**DESCRIPTION OF THE TASK:**
Please find all lines in the data that hold the string "library" and copy them.

***

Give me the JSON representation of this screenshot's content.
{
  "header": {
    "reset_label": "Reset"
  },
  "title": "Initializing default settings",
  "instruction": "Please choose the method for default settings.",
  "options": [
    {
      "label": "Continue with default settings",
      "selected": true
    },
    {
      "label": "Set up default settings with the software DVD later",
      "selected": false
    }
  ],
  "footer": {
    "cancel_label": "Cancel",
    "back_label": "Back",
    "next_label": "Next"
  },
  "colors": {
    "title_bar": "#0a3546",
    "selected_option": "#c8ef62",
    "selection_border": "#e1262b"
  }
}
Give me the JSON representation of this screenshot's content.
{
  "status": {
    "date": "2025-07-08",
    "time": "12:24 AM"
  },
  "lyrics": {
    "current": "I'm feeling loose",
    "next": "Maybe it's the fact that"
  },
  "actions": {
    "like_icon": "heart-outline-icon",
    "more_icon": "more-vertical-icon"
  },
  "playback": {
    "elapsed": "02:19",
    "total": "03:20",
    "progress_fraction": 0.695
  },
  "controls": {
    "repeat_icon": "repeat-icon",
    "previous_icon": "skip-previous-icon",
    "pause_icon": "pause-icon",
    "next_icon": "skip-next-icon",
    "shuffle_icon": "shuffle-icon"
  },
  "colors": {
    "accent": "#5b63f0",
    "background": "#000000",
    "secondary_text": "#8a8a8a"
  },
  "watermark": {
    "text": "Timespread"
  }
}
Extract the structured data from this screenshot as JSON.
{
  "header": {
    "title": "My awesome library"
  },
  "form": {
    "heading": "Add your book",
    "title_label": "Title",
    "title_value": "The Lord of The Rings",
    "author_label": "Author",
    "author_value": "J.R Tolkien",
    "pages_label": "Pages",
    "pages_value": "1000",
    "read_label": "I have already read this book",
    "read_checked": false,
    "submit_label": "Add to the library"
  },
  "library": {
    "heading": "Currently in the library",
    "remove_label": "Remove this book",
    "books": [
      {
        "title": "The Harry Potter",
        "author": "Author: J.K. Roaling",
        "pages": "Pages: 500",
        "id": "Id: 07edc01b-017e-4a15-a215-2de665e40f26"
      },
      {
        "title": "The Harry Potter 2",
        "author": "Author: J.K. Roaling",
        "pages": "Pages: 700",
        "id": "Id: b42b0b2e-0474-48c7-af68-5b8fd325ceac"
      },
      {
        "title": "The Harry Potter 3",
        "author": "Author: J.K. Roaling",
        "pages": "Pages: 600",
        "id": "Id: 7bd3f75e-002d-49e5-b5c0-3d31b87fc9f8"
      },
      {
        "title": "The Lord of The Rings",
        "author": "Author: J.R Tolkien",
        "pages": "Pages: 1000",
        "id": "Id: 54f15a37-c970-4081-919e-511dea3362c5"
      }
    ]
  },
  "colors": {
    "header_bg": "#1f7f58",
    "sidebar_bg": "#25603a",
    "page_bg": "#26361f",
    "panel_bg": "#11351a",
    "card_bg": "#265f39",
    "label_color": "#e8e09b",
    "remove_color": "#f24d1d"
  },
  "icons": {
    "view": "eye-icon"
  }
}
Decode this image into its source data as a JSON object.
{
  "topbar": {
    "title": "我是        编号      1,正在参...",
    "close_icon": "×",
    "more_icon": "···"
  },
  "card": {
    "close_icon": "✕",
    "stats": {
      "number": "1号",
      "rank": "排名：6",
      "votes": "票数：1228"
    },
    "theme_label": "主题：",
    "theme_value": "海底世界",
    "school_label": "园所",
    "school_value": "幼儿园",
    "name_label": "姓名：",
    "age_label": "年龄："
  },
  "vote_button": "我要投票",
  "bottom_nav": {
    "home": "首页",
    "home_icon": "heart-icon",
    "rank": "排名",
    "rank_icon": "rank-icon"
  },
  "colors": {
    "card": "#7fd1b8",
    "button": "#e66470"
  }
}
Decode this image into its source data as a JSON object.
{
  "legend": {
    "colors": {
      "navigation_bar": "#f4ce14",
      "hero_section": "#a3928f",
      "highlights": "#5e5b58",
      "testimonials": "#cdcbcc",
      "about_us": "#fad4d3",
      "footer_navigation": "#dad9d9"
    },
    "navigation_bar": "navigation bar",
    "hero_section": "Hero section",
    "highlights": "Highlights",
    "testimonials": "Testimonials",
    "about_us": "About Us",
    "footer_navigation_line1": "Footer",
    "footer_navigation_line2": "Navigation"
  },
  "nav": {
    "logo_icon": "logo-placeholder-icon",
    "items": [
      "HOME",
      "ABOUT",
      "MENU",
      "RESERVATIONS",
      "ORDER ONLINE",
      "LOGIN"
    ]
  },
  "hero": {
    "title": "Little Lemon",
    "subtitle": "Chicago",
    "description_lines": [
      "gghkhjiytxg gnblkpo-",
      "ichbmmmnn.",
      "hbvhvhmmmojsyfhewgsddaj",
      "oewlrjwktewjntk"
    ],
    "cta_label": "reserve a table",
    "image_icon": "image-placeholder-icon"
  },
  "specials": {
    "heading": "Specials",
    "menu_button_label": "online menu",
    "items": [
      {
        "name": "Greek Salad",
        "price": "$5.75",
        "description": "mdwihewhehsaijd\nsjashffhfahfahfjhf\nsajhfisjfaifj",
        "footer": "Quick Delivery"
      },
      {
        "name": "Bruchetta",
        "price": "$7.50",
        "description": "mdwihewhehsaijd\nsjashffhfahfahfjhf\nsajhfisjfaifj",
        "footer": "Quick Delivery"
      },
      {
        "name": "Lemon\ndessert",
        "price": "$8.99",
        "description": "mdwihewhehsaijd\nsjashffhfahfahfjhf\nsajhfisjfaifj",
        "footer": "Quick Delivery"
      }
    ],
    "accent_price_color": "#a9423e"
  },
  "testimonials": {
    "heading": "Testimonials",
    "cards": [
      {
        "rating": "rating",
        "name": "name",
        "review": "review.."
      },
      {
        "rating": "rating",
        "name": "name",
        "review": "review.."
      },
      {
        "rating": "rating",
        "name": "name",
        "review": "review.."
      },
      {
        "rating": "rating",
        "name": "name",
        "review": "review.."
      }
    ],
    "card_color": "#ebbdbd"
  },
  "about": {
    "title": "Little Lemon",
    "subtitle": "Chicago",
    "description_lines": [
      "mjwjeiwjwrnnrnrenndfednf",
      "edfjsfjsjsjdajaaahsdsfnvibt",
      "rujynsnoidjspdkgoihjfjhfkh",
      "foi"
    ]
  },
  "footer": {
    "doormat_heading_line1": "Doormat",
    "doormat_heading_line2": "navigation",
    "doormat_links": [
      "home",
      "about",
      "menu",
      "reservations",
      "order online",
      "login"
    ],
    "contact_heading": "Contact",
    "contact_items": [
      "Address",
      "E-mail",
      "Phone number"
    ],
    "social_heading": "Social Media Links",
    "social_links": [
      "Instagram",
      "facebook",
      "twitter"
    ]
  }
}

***

**RESULT FOR THIS TASK:**
    "title": "My awesome library"
    "submit_label": "Add to the library"
  "library": {
    "heading": "Currently in the library",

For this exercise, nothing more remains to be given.